Pull from the data below each line where the word "shares" occurs, and copy it.

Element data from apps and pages
====================

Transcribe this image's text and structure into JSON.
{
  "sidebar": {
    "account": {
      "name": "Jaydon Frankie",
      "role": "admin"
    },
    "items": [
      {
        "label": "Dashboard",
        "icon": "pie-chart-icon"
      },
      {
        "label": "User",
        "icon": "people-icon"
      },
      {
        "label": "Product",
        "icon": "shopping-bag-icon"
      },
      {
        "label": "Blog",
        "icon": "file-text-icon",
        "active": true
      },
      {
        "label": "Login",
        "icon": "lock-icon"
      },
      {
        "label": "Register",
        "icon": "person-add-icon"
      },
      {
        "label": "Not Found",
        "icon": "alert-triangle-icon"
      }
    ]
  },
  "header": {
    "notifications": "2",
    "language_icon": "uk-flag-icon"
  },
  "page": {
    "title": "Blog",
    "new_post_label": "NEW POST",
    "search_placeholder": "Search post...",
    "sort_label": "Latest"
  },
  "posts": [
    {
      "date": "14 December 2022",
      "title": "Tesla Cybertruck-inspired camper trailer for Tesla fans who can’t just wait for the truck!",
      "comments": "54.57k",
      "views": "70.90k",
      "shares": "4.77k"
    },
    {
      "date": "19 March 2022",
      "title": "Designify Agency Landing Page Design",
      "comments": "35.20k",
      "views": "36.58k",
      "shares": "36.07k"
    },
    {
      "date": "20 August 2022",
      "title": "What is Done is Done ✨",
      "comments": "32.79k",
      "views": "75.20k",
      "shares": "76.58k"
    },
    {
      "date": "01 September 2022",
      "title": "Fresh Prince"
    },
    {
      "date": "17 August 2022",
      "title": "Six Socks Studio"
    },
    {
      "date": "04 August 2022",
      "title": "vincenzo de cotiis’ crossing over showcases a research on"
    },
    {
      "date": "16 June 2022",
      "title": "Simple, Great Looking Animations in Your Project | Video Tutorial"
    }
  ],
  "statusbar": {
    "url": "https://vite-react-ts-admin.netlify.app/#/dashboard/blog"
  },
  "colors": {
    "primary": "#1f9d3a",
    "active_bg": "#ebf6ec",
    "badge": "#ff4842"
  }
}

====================

Solution to the exercise
      "shares": "4.77k"
      "shares": "36.07k"
      "shares": "76.58k"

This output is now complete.